Max J. van Duijn (Leiden)
Sunday, May 20th
In daily interaction as well as when dealing with narratives (in the broad sense, including e.g. drama and film), humans are capable of keeping track of complex networks of multiply-embedded mind states (Dunbar 2003; 2008). Experiments investigating this capability have shown that participants make relatively few mistakes in answering questions covering up to four layers of embedding, whereas error rates increase to almost 60% with fifth-order questions (Kinderman et al. 1998). On the basis of such results, it has been argued that the human capability to process multiple-order intentionality (MOI) has a ‘natural limit’ at around fifth order (Dunbar 2008).
However, the human capability to process MOI cognitively seems to be quite dependent on how crucial information about what characters believe, think, intend, etc., is presented. This can be well illustrated by paraphrasing situations from certain novels and plays: analytic formulations of MOI formed in this way very quickly become opaque. In Shakespeare’s Othello, for example, the audience has to understand that Iago intends that Cassio believes that he (Iago) intends that Desdemona intends that Othello considers Cassio’s rehabilitation… (cf. Dunbar 2008). Such a paraphrase is, to say the least, uncomfortably complex. At the same time, it is an empirical fact that a play such as Othello has been understood and appreciated for ages, indicating that a normally gifted reader/watcher can follow it without undue cognitive strain.
What this suggests is that some aspects of the exposition of information in Othello and comparable narratives must alleviate the cognitive burden of processing MOI. My objectives are to describe these aspects, and to explain how they relate to the (cultural) evolution of linguistic devices that facilitate both communication and cognition (Tomasello 2008), and to the framework of ‘dual inheritance’ in general (Boyd & Richerson 1985; Tomasello 1999). In line with this, I will argue that the presumed ‘natural limit’ in the human capability to process MOI is not so much fixed and braininherent, but best circumscribed in a more pragmatic fashion.
I integrate concepts and analytical tools developed in cognitive linguistics/ narratology and evolutionary psychology/anthropology (cf. ‘consilience’, Wilson 1998), and apply them to a corpus of widely understood narratives that involve MOI. Seven aspects of narrative exposition turn out to be structurally involved in the presentation of MOI. In my talk I will elaborate on three of these aspects: the narratives (1) make readers/watchers consider events from different points of view (through e.g. focalization); (2) split systematically into short, separate episodes involving only two/three characters; and (3) build on commonly shared schemes and frames.
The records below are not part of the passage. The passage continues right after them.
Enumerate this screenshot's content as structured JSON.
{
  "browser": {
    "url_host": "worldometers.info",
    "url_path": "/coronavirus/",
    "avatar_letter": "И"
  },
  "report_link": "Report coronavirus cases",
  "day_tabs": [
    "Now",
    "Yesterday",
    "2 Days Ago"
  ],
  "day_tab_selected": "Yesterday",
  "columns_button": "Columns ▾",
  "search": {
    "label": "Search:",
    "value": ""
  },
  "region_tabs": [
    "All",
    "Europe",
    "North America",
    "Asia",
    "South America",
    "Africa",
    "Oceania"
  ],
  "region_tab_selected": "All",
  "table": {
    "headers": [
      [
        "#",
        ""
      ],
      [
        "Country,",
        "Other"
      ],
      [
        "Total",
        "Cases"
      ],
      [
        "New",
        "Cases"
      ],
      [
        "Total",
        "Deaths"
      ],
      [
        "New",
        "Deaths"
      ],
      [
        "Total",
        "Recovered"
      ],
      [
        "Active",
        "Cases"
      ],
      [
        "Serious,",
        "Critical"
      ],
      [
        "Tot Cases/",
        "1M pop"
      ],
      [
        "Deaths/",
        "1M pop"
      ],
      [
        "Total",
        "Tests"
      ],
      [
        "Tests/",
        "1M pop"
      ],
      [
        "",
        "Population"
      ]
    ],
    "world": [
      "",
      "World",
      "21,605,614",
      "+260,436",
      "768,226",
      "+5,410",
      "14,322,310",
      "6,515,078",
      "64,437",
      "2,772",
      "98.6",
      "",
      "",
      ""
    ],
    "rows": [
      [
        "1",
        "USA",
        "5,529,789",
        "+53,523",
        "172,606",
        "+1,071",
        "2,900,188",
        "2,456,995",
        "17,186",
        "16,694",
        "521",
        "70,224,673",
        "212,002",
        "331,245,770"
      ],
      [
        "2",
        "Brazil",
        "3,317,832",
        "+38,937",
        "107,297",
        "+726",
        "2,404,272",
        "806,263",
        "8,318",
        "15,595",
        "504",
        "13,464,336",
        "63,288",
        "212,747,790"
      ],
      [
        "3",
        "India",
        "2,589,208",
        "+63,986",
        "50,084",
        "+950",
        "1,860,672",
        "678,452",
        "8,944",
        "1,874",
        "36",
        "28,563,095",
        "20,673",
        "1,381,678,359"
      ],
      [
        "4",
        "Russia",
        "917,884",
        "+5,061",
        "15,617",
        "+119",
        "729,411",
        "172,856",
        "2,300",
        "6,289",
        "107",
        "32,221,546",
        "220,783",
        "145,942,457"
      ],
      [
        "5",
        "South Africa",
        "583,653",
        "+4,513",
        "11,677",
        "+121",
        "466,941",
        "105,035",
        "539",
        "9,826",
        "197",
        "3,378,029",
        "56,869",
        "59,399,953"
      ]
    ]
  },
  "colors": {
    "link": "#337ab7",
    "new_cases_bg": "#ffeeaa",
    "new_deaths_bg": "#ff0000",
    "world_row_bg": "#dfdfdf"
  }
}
My presentation will include the use of short, illuminating movie clips.
My analysis of how MOI is presented in narratives reveals something about the role of culturally evolved devices in the human ability to keep track of complex networks of embedded mind states. I will finish by suggesting how future research on this topic will benefit from further integration of insights and methods from different academic disciplines.
Boyd, R. & P.J. Richerson. (1985). Culture and the Evolutionary Process. Chicago: U of Chicago P.
Dunbar, R.I.M. (2008). ‘Mind the Gap or Why Humans Aren’t Just Great Apes’, Proceedings of the
British Academy 154: 403-23. — (2003). ‘The Social Brain: Mind, Language, and Society in Evolutionary Perspective’,
Annual Review of Anthropology 32: 163-81.
Kinderman, P., R.I.M. Dunbar & R.P. Bentall. (1998). ‘Theory-of-mind deficits and causal
attributions’, British Journal of Psychology 89: 191-204.
Tomasello, M. (2008). Origins of Human Communication. Cambridge MA: MIT Press, [esp. ch. 6].
— (1999). The Cultural Origins of Human Cognition.
Wilson, E.O. (1998). Consilience: The Unity of Knowlegde. New York: Knopf.